A few wardrobes and chests might not sound like a big job, but the extra-tall version of IKEA’s Pax wardrobes do present some unique problems. In this case, the ceiling wasn’t high enough to build them face-down, as usual, and then lift them into position. Instead, they had to be built standing up. How do you do that, bearing in mind that an eight-foot (244cm) board isn’t going to just stand there while you screw the bits together?

Carefully, is the answer. And successfully. It took a little longer than my preferred face-down method, but everything went together and stayed together. After that, the shelves, rails and drawers were fairly straightforward, although it’s worth pointing out that the more interior fittings you have, the longer you need to allow (especially when you’re paying for my time…). The doors on these tall Pax wardrobes are a doddle, with the two halves of the four hinges simply clicking together – as long as you can lift and control the weight of each door, that is. Once the middle hinges are attached you need to do the bottom one, then you can relax a bit while you do the top hinge. Only one hinge needed any adjustment for all six doors to be perfectly aligned. That’s a wonderful improvement on the old system where you could spend an age getting everything straight.

Bear in mind that the hinges have to go where they have to go, so shelves, drawers, connecting bolts, etc, can’t use the same holes. Experience has taught me to hang one door as a guide before I added all the interior fittings.
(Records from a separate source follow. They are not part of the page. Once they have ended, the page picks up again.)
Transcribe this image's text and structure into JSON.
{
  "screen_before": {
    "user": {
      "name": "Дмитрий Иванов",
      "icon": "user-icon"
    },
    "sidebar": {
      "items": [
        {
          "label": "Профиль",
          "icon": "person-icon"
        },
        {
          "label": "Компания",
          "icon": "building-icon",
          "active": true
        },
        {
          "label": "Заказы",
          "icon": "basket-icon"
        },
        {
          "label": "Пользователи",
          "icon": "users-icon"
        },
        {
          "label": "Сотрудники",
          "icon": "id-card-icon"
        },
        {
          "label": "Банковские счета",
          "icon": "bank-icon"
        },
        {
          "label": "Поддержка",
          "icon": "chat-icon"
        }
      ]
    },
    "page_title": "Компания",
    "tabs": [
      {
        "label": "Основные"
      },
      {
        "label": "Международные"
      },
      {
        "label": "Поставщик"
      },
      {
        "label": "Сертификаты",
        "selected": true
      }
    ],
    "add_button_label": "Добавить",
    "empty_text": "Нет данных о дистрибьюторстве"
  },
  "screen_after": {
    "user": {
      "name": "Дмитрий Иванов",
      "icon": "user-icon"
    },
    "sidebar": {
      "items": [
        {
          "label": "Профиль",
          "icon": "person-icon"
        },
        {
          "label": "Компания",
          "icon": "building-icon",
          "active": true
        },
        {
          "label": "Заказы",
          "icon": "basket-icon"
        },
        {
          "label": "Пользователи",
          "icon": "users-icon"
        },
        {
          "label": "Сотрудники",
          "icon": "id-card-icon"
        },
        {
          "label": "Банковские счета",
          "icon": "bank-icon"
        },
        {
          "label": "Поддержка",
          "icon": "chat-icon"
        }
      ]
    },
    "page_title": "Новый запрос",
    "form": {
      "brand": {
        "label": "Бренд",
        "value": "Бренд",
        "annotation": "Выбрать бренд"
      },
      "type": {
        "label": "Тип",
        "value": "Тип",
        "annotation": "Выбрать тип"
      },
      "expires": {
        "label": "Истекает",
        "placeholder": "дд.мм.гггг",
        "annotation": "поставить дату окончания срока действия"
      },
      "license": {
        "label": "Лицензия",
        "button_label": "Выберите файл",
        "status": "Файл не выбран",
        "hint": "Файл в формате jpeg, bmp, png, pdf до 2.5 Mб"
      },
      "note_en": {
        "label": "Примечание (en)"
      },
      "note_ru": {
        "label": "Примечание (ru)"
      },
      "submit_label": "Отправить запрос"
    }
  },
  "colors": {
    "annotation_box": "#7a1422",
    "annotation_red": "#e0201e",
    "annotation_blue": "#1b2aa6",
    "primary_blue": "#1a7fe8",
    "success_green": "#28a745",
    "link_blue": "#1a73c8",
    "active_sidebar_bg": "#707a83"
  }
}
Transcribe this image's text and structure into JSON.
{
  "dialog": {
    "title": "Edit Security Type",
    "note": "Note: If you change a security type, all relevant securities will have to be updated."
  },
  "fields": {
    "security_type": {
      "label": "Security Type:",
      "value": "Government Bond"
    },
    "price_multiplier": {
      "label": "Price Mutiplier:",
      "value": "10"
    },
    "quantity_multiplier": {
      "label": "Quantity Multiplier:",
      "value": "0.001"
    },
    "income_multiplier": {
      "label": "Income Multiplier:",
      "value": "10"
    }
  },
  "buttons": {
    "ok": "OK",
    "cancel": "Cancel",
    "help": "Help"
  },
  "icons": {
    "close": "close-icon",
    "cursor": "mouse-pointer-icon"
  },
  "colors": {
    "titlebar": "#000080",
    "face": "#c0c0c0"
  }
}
The three chests were all from the Malm range but all different – a three drawer one I did last of all, a two-by-three drawer low level chest and a tall narrow one with a mirrored lid. They all went together very nicely although assembling all those drawers did get a mite tedious! There were glass tops for the non-mirrored chests, too, which add a glossy and hard-wearing finish that compliments the high-gloss doors of the wardrobes.

Just the wardrobe door handles to add, and we’re done.

EDIT: Handles were duly added the following evening, once we’d agreed where to fit them (there are no pre-drilled or even pre-marked holes in the doors. In any case, the handles were from B&Q, so the screws would probably be at different centres from IKEA ones.). I measured very carefully, and several times, before drilling a single hole – it’s very easy to make an unsightly and costly mistake.

All done, the final result was very smart and the room as a whole looks bright and stylish.

Beds, Sheds and Butchers Blocks

It was good to see the eight-by-ten foot shed I built a few weeks ago survived the storm completely unscathed. Although there are trees and hedges surrounding much of the garden, the shed is on an exposed and raised patio area, particularly open to the southwest. Still, survive it did.

Groland Kitchen Island (Butcher's Block) by IKEA
Groland Kitchen Island (Butcher’s Block) by IKEA

Other items built recently include a butchers block and a double bed for one customer and a bookcase with doors for another. The bookcase was actually my first repeat customer since I started in Jersey in July. Repeat custom is always nice – it tells me I did a good job and makes it very clear that customers feel I give good value.

Not many businesses will last very long if their customers don’t feel that, of course. I’m confident you’ll feel the same, too. It’s a nice feeling and you can share it when you use the enquiry form or text or call me on 07797 827 862.